START Material for the task
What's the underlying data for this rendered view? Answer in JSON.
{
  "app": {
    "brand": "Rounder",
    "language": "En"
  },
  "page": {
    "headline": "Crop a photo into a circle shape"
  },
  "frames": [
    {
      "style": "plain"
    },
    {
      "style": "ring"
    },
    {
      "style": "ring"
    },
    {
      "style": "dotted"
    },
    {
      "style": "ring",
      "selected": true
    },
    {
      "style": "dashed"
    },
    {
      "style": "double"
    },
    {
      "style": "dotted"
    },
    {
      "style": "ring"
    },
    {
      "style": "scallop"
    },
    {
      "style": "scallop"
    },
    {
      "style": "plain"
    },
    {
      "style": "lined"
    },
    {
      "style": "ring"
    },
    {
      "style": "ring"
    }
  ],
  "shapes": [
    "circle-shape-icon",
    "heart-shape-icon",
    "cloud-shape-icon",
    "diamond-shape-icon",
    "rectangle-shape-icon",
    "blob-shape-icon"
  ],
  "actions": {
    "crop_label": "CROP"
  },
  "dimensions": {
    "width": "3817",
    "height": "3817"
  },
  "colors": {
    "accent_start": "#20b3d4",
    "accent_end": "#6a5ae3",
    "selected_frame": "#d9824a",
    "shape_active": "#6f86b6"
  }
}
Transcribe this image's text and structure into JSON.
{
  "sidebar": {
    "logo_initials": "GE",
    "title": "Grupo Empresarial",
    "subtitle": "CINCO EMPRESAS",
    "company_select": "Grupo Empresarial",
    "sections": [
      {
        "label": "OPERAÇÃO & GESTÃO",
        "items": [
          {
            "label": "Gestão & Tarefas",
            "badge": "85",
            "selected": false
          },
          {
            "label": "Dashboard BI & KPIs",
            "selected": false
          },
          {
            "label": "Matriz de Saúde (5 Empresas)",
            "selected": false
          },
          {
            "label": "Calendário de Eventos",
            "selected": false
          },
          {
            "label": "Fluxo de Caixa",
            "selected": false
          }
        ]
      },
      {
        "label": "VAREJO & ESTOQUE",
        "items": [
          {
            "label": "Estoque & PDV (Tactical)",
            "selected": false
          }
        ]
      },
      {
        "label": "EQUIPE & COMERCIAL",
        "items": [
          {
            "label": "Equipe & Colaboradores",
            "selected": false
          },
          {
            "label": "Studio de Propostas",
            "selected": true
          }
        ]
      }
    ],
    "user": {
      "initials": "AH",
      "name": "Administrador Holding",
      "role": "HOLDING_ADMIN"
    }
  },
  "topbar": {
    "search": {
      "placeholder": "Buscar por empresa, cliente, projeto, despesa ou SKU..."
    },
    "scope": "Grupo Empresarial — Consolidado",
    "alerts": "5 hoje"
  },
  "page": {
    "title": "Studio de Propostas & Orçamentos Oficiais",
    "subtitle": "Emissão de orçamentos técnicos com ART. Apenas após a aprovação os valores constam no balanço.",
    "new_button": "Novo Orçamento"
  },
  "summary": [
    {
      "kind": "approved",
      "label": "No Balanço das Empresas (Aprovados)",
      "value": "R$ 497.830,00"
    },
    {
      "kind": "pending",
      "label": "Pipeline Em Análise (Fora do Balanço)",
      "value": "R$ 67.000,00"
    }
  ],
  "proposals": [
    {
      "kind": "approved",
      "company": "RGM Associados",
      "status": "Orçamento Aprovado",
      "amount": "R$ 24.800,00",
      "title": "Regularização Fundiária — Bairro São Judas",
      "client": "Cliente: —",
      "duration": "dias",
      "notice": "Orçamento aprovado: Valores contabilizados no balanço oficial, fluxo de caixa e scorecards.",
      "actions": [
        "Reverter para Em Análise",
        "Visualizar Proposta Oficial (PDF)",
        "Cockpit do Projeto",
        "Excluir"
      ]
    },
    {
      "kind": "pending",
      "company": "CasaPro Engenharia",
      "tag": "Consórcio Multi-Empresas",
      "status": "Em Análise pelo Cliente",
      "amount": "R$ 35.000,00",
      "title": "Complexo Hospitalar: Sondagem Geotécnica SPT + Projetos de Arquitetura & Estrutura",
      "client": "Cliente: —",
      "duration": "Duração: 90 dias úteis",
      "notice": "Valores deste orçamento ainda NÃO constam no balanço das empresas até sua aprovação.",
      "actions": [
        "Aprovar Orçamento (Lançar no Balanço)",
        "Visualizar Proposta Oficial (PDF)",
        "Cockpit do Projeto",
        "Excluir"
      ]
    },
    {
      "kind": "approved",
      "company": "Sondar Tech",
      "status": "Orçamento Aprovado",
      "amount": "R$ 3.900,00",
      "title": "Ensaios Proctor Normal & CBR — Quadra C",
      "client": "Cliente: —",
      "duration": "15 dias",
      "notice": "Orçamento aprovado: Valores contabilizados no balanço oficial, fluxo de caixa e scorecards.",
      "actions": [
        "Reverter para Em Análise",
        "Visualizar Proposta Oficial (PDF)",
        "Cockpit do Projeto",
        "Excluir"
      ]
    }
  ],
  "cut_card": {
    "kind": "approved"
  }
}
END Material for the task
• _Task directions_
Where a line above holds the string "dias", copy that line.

• _Solution_
      "duration": "dias",
      "duration": "Duração: 90 dias úteis",
      "duration": "15 dias",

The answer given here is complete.